The colourless liquid added to the tube is a diluted solution of a radioactive nickel isotope. "We want to know how strongly the clay binds the radioactive ions. The more effectively it retains them, the more suitable the clay is as a host rock for a deep repository."
Counting the seats
After the suspensions have been continuously shaken for a given period, the distribution of the nuclide between the Opalinus sediment and the liquid must be quantified. For phase separation, Maria Marques spins the test tubes in a centrifuge at very high speed, so that all solids settle to the bottom of the tube.
The scientists then use a special device to quantify the radioactivity in the supernatant solutions. The more strongly the clay sample binds the radionuclides, the less radionuclides are detected in the solution.
Given the difference in solution composition before and after the experiment, the researchers are able to calculate the rock sample's adsorption capacity. "Let’s assume the radionuclides are like visitors to a concert hall," Maria Marques explains. "We then count how many seats there are in the hall for the visitors to sit on." All those seated represent the radioactive ions that were bound in the clay. Anyone without a seat, in our analogy, is left in the fluid.
Waiting for the breakthrough
Another research group at PSI is measuring how fast radionuclides in water can move through the rock. The rate needs to be as low as possible in a deep repository. For these experiments, the University of Bern sends selected drill core discs, protected by an outer seal of resin, to PSI in Villigen.
Luc Van Loon, head of the Diffusion Processes Group, mounts the dark grey disc of the Opalinus Clay between two plates in an apparatus similar to a vice.
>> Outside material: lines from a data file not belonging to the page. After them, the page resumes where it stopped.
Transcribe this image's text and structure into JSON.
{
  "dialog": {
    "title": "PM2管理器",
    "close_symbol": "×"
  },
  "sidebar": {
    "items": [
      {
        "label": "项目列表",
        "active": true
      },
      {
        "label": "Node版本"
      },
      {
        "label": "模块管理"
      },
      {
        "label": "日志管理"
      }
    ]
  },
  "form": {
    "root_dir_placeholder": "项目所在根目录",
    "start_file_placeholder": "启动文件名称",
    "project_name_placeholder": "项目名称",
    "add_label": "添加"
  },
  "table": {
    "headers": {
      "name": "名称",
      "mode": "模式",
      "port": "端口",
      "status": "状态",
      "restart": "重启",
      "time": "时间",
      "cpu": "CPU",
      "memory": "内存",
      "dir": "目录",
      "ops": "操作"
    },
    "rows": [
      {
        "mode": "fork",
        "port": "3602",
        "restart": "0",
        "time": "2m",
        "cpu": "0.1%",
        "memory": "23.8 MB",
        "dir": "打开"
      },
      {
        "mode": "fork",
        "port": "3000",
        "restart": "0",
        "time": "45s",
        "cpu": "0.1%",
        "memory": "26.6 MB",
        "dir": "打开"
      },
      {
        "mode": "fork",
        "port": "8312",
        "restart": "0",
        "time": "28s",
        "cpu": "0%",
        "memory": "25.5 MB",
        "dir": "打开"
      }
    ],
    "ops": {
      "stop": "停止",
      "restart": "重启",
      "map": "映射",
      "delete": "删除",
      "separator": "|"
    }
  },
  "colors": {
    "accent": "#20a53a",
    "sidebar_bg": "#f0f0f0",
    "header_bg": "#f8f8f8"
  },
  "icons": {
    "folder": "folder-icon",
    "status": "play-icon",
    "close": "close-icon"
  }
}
Tubes are mounted left and right to continuously wet the drill core disc with fluid: a solution containing radionuclides on the left, and the same solution without radionuclides on the right, to ensure that the disc is well saturated from both sides.
Every few days the researchers take samples to determine how long it takes for the radionuclides to move through the disc. "We call that the breakthrough," says Luc Van Loon. The experiment continues until researchers have collected enough information to draw conclusions, which can take up to three months.
Reality versus simulation
The measurement results obtained by Maria Marques, Luc Van Loon, and their colleagues provide valuable information about which site in Switzerland is most suitable for storing radioactive waste. Just as important as the collected data are the computer models that simulate processes occurring in the underground repository. Ultimately only such simulations can provide accurate forecasts on whether the repository will comply with the regulatory safety limits over a long period, explains Sergey Churakov. "We’re talking about a million years, after all." Such geological time scales cannot be replicated in a laboratory.
For more than 20 years now, PSI researchers have been working on simulating the adsorption and diffusion of water and radionuclides in Opalinus Clay. Data from measurements at the PSI large research facility Swiss Light Source SLS provide additional detailed information to support the model, such as: Where exactly are the radionuclides located on the clay? Which other atoms surround them once they are bound to the surface?
The scientists repeatedly compare data obtained in laboratory experiments with those estimated by the simulations and the results measured in field-scale rock laboratories. "The results from experiments and simulations must agree," explains Luc Van Loon, "and so far, everything matches up well." The researcher hopes the consistency between the experiments and the modelling will be further confirmed in the ongoing studies. This will support the Sectoral Plan for Deep Geological Repositories in the effort to identify one or more preferred sites for storing Swiss radioactive waste.
Text: Paul Scherrer Institute/Brigitte Osterath